Data for this task —
↓

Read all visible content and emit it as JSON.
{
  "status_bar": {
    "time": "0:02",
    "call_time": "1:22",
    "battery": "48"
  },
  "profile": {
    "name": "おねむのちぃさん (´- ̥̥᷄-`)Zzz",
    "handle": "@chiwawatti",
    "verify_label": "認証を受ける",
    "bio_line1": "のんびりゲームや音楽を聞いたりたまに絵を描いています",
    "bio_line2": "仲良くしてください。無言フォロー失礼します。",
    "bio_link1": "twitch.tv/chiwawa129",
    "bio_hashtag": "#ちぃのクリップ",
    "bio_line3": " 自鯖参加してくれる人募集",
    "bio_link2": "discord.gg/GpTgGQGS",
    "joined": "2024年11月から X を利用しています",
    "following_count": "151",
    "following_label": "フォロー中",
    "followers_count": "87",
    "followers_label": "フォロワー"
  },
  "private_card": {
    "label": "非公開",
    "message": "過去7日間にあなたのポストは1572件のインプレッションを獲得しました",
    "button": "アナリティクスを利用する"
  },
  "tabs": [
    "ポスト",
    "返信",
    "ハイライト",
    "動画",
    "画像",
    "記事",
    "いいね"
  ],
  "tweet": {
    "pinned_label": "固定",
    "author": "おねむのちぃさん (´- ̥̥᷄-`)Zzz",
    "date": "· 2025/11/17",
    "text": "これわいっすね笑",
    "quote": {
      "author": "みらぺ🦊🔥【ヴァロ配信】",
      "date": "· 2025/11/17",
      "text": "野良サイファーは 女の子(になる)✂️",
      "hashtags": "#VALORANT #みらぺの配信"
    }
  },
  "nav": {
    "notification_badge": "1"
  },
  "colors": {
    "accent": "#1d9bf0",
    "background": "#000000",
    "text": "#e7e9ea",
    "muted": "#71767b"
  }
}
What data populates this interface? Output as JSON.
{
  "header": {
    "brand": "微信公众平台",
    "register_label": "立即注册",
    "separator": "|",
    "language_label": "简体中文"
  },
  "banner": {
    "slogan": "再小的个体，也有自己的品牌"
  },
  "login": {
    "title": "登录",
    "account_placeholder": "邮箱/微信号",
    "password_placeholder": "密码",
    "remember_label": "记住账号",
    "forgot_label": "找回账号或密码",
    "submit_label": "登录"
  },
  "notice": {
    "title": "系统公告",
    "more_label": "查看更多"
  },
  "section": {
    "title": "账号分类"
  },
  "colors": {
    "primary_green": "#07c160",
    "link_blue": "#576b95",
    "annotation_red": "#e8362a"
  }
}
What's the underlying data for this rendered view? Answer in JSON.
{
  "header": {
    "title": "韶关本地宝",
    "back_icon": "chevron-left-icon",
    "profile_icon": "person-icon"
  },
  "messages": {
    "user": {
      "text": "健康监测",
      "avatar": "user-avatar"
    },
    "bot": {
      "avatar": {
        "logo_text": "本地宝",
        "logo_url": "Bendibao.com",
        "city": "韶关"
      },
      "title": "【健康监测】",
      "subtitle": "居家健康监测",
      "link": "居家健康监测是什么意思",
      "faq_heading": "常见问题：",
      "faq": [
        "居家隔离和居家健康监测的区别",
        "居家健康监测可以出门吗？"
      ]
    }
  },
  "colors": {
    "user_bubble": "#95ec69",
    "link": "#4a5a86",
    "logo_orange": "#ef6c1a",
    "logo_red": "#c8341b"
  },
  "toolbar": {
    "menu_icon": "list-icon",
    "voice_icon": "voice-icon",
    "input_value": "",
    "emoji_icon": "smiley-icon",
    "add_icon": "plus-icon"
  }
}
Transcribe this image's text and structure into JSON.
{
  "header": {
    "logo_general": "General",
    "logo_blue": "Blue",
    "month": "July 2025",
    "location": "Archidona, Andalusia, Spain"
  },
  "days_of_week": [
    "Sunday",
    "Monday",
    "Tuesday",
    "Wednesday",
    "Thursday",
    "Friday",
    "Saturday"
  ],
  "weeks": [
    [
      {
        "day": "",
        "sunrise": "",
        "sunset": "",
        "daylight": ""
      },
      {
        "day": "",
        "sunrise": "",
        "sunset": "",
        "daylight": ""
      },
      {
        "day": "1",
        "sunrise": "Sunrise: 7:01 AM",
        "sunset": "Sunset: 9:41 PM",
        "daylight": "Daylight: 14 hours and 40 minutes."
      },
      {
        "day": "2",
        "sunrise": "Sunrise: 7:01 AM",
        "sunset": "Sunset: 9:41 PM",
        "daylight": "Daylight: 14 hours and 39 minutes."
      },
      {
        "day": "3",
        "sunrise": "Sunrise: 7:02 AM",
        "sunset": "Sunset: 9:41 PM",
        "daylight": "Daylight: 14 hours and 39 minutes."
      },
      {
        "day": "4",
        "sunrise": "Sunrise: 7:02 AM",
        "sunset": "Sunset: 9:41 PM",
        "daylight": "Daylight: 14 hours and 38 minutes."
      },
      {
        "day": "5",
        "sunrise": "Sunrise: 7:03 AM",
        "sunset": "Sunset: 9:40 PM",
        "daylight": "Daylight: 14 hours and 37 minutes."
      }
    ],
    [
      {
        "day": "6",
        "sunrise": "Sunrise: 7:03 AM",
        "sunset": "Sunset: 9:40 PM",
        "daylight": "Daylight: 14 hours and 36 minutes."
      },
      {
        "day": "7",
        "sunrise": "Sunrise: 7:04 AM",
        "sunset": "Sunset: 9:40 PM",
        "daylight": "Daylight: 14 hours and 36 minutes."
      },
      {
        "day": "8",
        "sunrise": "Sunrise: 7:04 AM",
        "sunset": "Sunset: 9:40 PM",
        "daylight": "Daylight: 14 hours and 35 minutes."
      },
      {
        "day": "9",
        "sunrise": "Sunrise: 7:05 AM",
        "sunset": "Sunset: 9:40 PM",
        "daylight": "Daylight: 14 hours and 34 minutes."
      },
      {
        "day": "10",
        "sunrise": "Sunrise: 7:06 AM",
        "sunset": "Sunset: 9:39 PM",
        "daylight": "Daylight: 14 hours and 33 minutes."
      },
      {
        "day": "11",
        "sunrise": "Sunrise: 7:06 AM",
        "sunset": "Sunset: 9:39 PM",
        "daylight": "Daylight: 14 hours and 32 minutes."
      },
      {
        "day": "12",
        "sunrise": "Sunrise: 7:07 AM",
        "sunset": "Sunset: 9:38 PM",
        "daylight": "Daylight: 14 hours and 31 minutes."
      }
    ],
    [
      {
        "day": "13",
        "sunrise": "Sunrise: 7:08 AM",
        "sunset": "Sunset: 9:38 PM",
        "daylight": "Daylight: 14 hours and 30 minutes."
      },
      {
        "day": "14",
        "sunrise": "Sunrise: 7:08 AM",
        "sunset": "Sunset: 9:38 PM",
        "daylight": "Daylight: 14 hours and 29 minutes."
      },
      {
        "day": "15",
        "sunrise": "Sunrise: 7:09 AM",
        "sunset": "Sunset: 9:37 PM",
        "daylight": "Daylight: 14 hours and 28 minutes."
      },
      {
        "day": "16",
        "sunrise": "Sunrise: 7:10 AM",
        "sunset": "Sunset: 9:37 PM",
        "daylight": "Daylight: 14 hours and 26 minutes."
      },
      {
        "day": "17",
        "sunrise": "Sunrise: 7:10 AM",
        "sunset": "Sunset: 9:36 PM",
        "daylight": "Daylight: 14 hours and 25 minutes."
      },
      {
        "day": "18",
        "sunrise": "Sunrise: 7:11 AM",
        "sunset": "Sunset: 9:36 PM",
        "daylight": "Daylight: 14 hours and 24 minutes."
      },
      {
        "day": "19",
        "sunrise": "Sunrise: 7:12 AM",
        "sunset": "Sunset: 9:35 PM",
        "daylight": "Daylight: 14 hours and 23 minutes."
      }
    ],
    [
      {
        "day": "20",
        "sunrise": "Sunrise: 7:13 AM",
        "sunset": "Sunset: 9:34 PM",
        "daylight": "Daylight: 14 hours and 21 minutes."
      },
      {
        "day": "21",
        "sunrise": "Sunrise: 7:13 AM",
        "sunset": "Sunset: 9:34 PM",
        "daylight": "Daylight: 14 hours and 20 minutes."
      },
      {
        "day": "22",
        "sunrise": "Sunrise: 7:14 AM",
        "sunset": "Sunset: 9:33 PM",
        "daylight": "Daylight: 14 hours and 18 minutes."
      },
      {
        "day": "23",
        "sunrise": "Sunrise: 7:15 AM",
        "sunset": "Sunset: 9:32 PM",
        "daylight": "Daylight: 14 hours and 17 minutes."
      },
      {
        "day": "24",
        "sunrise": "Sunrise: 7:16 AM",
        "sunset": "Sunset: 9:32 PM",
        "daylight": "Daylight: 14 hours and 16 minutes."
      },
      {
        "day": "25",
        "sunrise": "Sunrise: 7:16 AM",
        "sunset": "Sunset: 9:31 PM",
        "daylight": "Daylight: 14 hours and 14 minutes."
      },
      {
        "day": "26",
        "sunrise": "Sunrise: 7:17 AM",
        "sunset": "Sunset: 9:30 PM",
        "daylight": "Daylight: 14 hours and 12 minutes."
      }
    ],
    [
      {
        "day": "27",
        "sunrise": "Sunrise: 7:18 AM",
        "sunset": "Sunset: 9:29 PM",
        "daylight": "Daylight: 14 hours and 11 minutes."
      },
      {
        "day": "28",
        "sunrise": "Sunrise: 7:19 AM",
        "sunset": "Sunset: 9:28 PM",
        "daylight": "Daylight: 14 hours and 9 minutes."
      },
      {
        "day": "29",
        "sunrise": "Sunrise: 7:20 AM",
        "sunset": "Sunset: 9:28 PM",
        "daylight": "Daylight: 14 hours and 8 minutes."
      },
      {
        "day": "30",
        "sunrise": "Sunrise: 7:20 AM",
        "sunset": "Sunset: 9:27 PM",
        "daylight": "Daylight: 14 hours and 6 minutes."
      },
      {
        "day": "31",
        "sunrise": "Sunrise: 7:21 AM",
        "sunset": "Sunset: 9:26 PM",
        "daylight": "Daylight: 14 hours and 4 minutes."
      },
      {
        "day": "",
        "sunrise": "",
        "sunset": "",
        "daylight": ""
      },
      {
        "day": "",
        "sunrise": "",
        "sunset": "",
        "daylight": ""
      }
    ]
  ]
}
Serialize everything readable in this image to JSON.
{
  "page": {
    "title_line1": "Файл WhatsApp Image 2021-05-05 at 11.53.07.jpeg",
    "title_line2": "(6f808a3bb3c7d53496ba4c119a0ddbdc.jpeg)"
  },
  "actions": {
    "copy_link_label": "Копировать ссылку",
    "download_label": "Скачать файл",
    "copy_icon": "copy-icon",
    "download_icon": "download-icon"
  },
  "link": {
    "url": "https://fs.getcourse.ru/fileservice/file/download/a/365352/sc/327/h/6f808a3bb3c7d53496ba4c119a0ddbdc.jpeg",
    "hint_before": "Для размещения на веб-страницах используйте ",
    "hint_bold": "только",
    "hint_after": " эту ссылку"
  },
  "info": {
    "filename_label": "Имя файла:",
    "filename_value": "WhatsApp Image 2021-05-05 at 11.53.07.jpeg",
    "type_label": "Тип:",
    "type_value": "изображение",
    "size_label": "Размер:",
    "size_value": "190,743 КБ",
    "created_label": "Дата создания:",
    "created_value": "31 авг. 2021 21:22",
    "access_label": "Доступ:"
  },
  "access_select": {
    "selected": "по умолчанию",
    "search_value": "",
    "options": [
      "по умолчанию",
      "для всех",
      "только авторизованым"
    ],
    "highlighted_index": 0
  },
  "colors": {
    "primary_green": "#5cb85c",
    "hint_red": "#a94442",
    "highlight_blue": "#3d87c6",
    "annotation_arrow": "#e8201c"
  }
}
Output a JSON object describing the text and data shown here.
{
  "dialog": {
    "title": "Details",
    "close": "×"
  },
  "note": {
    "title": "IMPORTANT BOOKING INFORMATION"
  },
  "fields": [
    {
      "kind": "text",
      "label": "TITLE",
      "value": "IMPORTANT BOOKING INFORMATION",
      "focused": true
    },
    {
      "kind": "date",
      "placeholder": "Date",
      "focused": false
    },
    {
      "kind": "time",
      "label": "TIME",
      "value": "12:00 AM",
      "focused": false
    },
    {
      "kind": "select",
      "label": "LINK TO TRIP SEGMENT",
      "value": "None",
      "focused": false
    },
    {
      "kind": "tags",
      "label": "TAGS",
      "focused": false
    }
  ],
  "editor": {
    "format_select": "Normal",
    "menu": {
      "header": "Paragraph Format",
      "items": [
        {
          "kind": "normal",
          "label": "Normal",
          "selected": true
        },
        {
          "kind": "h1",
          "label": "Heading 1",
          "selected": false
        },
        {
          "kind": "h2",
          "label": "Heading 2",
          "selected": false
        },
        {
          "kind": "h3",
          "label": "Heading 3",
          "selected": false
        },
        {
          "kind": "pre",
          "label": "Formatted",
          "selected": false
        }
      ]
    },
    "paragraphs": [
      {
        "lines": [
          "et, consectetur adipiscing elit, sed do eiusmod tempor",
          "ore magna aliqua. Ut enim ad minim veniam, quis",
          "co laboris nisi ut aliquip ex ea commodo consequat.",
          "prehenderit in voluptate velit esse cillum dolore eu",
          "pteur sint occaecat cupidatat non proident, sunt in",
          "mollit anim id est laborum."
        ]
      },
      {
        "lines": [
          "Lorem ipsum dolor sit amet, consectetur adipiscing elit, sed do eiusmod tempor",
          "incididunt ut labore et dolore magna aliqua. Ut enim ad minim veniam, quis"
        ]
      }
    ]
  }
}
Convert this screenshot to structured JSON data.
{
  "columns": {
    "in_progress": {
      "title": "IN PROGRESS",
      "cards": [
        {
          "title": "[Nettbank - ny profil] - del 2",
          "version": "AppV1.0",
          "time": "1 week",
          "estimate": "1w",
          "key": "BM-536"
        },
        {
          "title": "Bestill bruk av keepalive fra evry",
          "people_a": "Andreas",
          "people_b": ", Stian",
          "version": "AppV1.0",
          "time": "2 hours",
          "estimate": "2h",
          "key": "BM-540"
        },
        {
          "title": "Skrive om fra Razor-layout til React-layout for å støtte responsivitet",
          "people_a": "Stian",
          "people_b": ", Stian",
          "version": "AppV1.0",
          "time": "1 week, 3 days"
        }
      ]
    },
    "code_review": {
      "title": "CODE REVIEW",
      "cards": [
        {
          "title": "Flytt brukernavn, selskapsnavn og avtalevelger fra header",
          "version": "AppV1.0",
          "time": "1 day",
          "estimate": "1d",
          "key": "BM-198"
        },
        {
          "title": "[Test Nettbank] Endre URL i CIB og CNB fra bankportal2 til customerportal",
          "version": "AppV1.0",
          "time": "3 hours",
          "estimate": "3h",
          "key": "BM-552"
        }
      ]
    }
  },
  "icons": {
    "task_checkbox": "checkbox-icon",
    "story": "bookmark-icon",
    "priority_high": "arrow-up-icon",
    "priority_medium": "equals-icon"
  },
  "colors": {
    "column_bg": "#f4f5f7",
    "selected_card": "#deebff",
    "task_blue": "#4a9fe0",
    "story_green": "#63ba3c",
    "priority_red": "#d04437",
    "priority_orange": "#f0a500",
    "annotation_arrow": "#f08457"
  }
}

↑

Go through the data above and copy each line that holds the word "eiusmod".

          "et, consectetur adipiscing elit, sed do eiusmod tempor",
          "Lorem ipsum dolor sit amet, consectetur adipiscing elit, sed do eiusmod tempor",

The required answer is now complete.